He was the classic Renaissance man. He ran the local mint. He tutored the sons of the aristocracy. He gave lectures at the local (Messina, Italy) university. He corresponded with Clavius and observed what came to be known as Tycho's supernova in Cassiopeia in 1572. He published extensively in math and physics, but also published at least one map and one piece of music. The Galileo Project once again has a good entry on his life, and the Maurolycus wikipedia article lists the following accomplishments and publications:
"Maurolico's Photismi de lumine et umbra concerns the refraction of light and attempted to explain the natural phenomenon of the rainbow.
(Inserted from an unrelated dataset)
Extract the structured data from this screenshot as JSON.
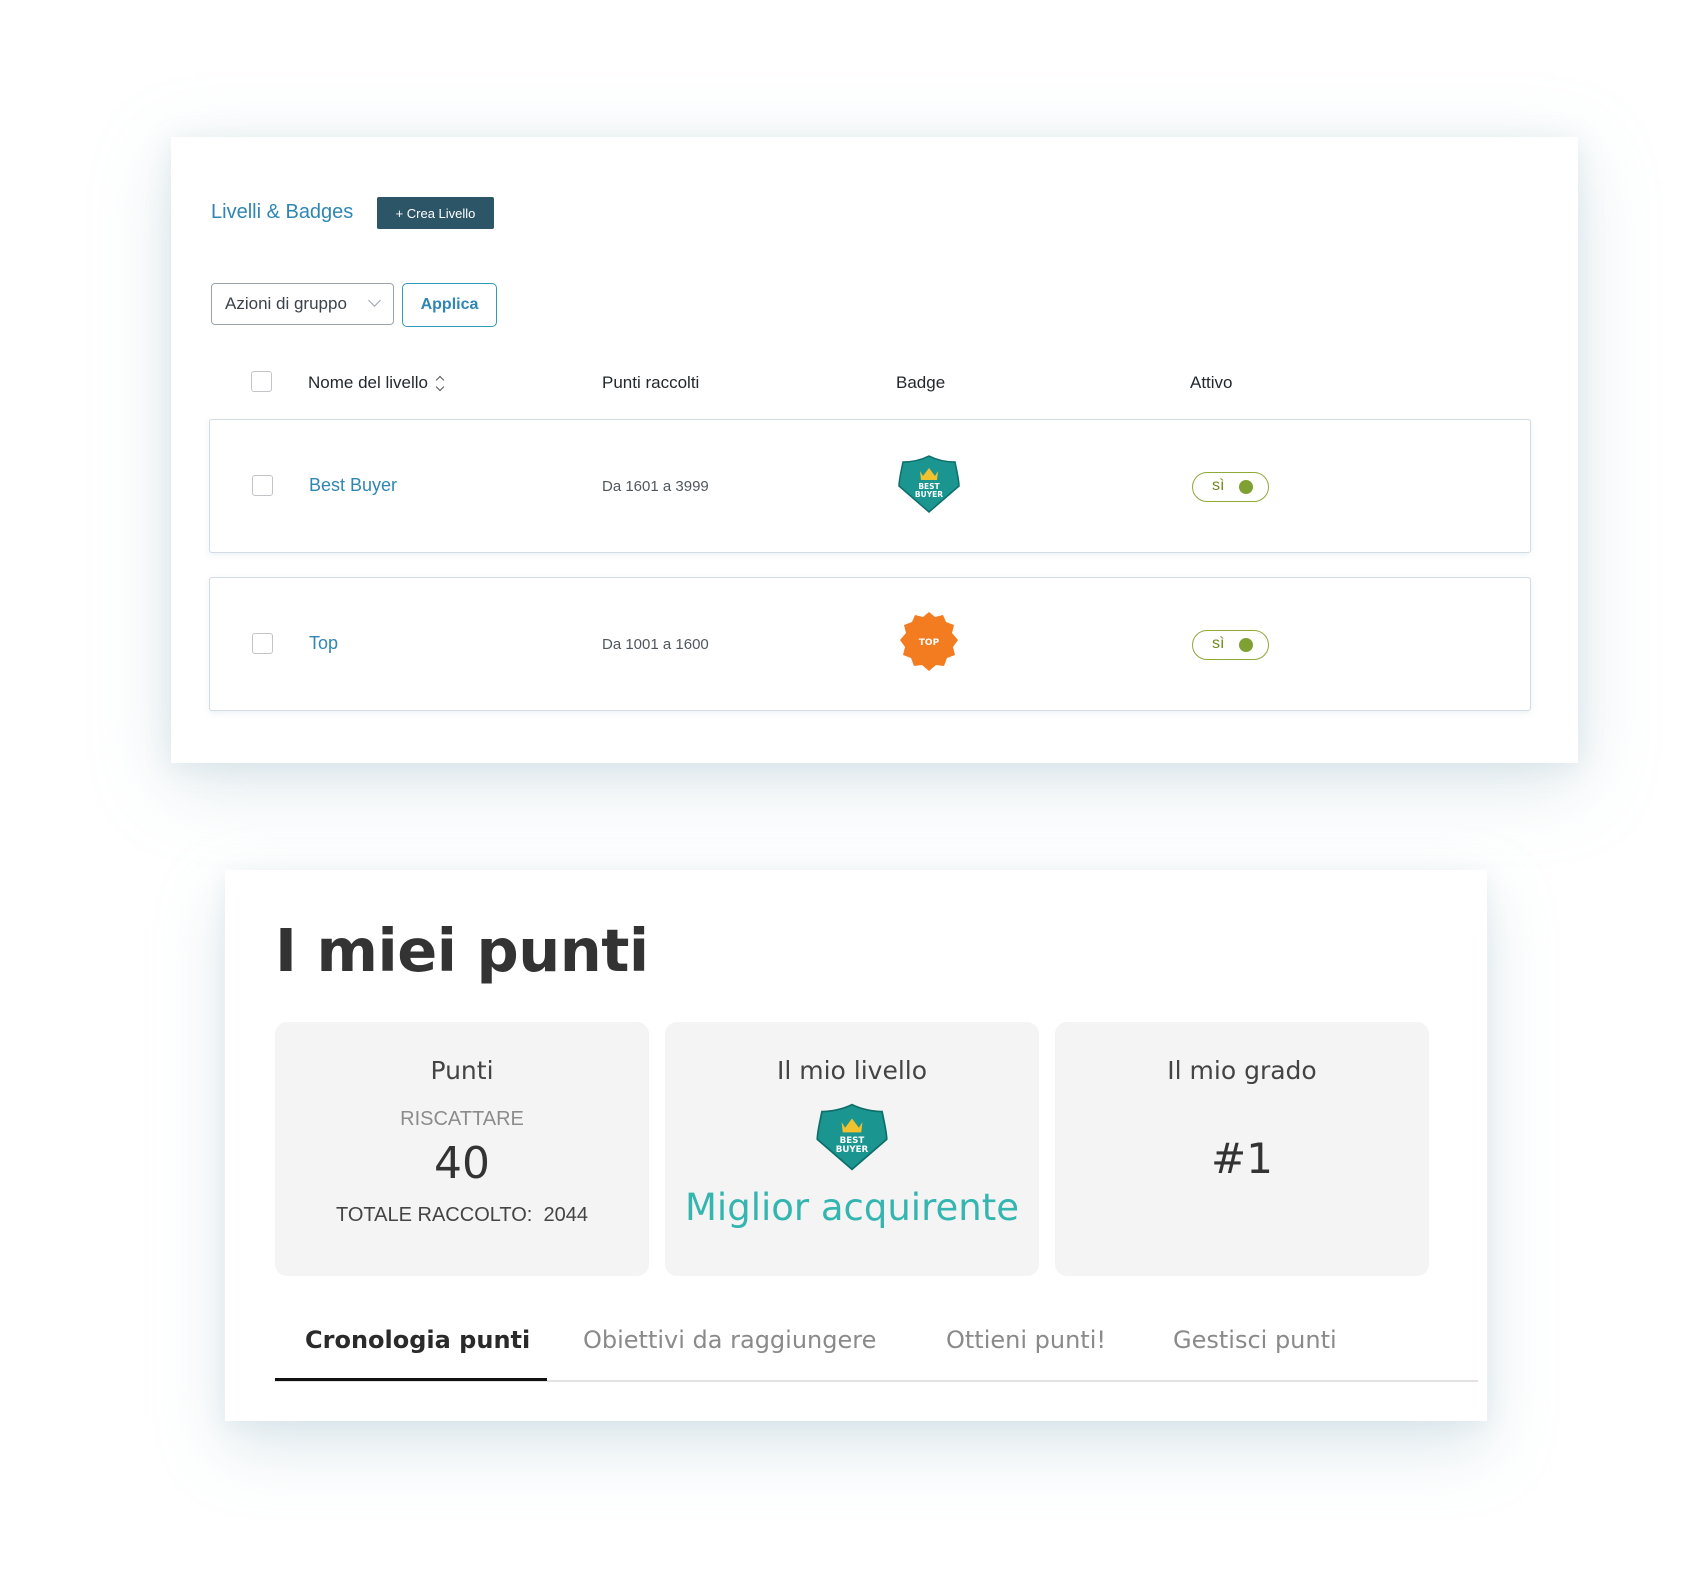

It was completed in 1521 but was published posthumously in 1611. He also studied the camera obscura. His Arithmeticorum libri duo (1575) includes the first known proof by mathematical induction. His Opuscola mathematica (1575) attempted to calculate the barycenter of various bodies (pyramid, parabola, etc.) In his Sicanicarum rerum compendium, he presented the history of Sicily . . . Maurolico published a Cosmographia in which he described a methodology for measuring the earth, which was later employed by Jean Picard in measuring the meridian in 1670. Maurolico published an edition of Aristotle's Mechanics, and a work on music. He summarized Ortelius's Theatrum orbis terrarum and also wrote Grammatica rudimenta (1528) and De lineis horariis. He made a map of Sicily, which was published in 1575. Maurolico translated the ancient texts of Theodosius of Bithynia, Menelaus of Alexandria, Autolycus of Pitane, Euclid, Apollonius of Perga and Archimedes."
The Maurolycus Project at an Italian university sponsors electronic versions of Maurolycus' writings, but the English language page seems to be a broken link. They do, however, have an extensive bibliography, mostly in Italian and French, but there are also several English insertions. There is an article in Physics 16 (1974): 149-98 by Paul Rose called "Works of Francesco Maurolico" which might be available via ebsco host or another online catalog of articles. There is also at least one English translation of his work on the physics of optics: The Photismi de Lumine of Maurolycus: A Chapter in Late Midieval Optics, published in 1940 with Maurolycus listed as the author and Henry Crew as translator. It's available in libraries, but is most likely not in print.
Flows and Falling Rock.
More Highland Plutons (dark spots A and F at Maurolycus, photographed during Full Moon)
Whitewashed! (dark spots A and F at Maurolycus)
L45: Region of saturation cratering.